And so to her 14th novel, where the action is transported, initially, to the beautiful wilds of West Cork; specifically, the hamlet of Gougane Barra. It's the sort of seemingly placid landscape, populated by compelling old-world characters, that has drawn the attention of a documentary crew.
Solomon and Bo - award-winning filmmakers, and lovers - are already familiar with the area as they recorded a documentary on two 70-year-old bachelor farmers some time ago. This time, they return for a sad footnote; one of the brothers has died and they're here to film his funeral.
Jet-lagged and jaded, Solomon is trailing behind his colleagues as they walk through the forest one afternoon, and he comes across a strange but beautiful figure, the way you do. With her white-blonde hair and green eyes, the mysterious, delicate creature smiles and the spell is duly cast.
An immediate connection, granted, yet there's something to her that's also literal music to the sound recordist's ears; the sheltered Laura can mimic sounds that she is barely aware she is making. The crew promptly nickname her Lyrebird, and it transpires she is the secret child of the recently deceased bachelor brother. Perfect fodder, in other words, for a documentary of her own.
Desperate to hold on to the connection he can't quite yet act on, Solomon agrees when Bo decides to bring her to the city and make a film about her. Laura is as fragile as bone china, though she appears willing enough to leave her old life in West Cork behind, as long as she can be near new friend Solomon.
Public interest in Lyrebird soon starts to swell. Interviews, PR meddling and a talent show, Starrquest, are thrown into the mix, causing complications for all involved. Suffice to say, it's as far from the calm isolation of West Cork as it's possible to get. Ahern's use of the fish-out-of-water device is somewhat canny, and the juxtaposition of small-town Ireland and the bustle of the city gives the book a dash of tension.
In addition to her 14 novels, Ahern has enjoyed a parallel career as an industrious screenwriter (including, notably, work on German soap My Whole Half Life), and it shows. Displaying a canny knack for the visual, Ahern sets her scene with vivid detail, keen to shunt the action right along.
And then, there are the times where Ahern occasionally makes a vain grab for the lyrical. There is, in every work of fiction, a high-wire feat between prose that is enjoyable in its own right, versus that which carries the plot along.

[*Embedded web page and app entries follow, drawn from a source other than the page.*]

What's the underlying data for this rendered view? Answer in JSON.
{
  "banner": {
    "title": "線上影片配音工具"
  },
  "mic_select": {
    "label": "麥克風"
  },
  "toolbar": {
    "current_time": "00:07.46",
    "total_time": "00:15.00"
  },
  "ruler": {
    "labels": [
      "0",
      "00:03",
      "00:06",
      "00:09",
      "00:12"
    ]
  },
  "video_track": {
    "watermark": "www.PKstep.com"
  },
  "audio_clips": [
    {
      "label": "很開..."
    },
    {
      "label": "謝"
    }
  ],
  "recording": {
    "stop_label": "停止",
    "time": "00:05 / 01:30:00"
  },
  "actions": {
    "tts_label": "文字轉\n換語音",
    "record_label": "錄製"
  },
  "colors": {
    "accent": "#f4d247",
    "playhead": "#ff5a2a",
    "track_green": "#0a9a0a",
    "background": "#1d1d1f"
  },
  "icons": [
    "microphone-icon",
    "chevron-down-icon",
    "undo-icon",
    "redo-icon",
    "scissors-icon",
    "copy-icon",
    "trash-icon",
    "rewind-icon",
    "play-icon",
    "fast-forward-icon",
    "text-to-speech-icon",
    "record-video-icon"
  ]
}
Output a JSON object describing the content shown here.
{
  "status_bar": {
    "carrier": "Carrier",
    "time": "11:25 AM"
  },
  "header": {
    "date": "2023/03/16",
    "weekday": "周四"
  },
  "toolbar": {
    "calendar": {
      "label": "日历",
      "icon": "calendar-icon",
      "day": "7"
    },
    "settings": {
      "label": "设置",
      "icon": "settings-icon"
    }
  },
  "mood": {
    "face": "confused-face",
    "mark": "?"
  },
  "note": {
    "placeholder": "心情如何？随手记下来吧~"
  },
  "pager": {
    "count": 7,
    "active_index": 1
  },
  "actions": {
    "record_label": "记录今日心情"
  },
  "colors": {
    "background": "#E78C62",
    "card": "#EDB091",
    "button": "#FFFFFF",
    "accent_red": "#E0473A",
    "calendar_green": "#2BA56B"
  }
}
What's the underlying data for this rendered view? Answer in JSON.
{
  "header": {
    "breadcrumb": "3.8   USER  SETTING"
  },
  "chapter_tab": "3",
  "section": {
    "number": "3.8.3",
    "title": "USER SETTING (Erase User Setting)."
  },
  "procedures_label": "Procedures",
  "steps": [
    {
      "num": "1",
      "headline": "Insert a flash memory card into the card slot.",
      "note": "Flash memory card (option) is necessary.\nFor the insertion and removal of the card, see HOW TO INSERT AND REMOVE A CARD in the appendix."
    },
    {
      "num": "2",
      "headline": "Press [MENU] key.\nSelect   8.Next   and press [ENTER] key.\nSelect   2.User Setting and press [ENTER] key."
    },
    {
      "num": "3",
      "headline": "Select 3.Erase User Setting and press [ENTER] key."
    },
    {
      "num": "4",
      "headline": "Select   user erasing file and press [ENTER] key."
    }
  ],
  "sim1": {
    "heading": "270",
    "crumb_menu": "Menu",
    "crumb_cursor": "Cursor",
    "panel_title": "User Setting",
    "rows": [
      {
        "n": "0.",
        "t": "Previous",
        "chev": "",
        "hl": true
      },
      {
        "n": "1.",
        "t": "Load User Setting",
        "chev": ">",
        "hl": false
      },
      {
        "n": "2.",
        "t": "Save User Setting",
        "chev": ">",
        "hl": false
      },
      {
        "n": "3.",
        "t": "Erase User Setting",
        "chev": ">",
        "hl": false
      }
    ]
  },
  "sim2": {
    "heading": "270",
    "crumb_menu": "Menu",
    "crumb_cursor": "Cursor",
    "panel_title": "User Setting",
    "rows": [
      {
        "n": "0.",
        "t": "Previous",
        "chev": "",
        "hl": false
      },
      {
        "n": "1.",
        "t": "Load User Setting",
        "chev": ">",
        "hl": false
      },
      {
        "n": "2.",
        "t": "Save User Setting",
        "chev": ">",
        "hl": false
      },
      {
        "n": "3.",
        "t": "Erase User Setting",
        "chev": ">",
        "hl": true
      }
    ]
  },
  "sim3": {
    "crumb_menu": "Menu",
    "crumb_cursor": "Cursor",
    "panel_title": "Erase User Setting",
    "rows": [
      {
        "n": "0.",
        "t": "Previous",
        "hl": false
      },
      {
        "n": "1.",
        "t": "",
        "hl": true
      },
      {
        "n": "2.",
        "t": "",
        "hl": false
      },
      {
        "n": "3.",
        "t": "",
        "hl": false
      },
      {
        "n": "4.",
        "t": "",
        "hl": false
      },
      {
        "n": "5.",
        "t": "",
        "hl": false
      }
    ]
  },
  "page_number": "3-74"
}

So, too is there a fine line to be divined between dramatic tension and a plot that cracks on at a rate of knots. Ahern just about keeps on the right side of both.
A few minor details clunk and fall flat (for some reason, the name of Starrquest's spin-off show, Come & Have a Go If You Think You're Hard Enough, rankled). A small sticking point, granted, but one that might have benefited greatly from a tune-up.
While Bo and Solomon are often middling characters - she, the ambitious media player; he the passive love-struck one - it's down to Laura, the Lyrebird, to give the reader someone to root for. And as characters go, the gentle Laura and her journey (both emotional and geographical) is the book's great stab at a heart-rending tale. Laura is mystical, a thing of beauty, bravery and courage. Her backstory - and the circumstances under which she ended up in the cottage on the bachelor brothers' land - unfurls nicely.
Whatever about bird sounds, Laura has also mastered that most typical of Ahern heroine feats: the plink-plink of heartstrings.
There is the odd passage of Lyrebird that doesn't ring organic. Yet for its shortcomings, Lyrebird will cement Ahern's cast-iron reputation as a supreme storyteller.
This isn't sassy or bitingly modern, but rather gentle and warming. Despite its modern setting, Cecelia isn't changing her tune in a bid to lure in the Insta generation. Rather, the author's delicious cosiness will endear her to her many fans.
Will her detractors and cynics be stirred? It's hard to say. Still, credit where credit is due, for she is sticking to what she knows. And strangely, her latest book is all the better for it.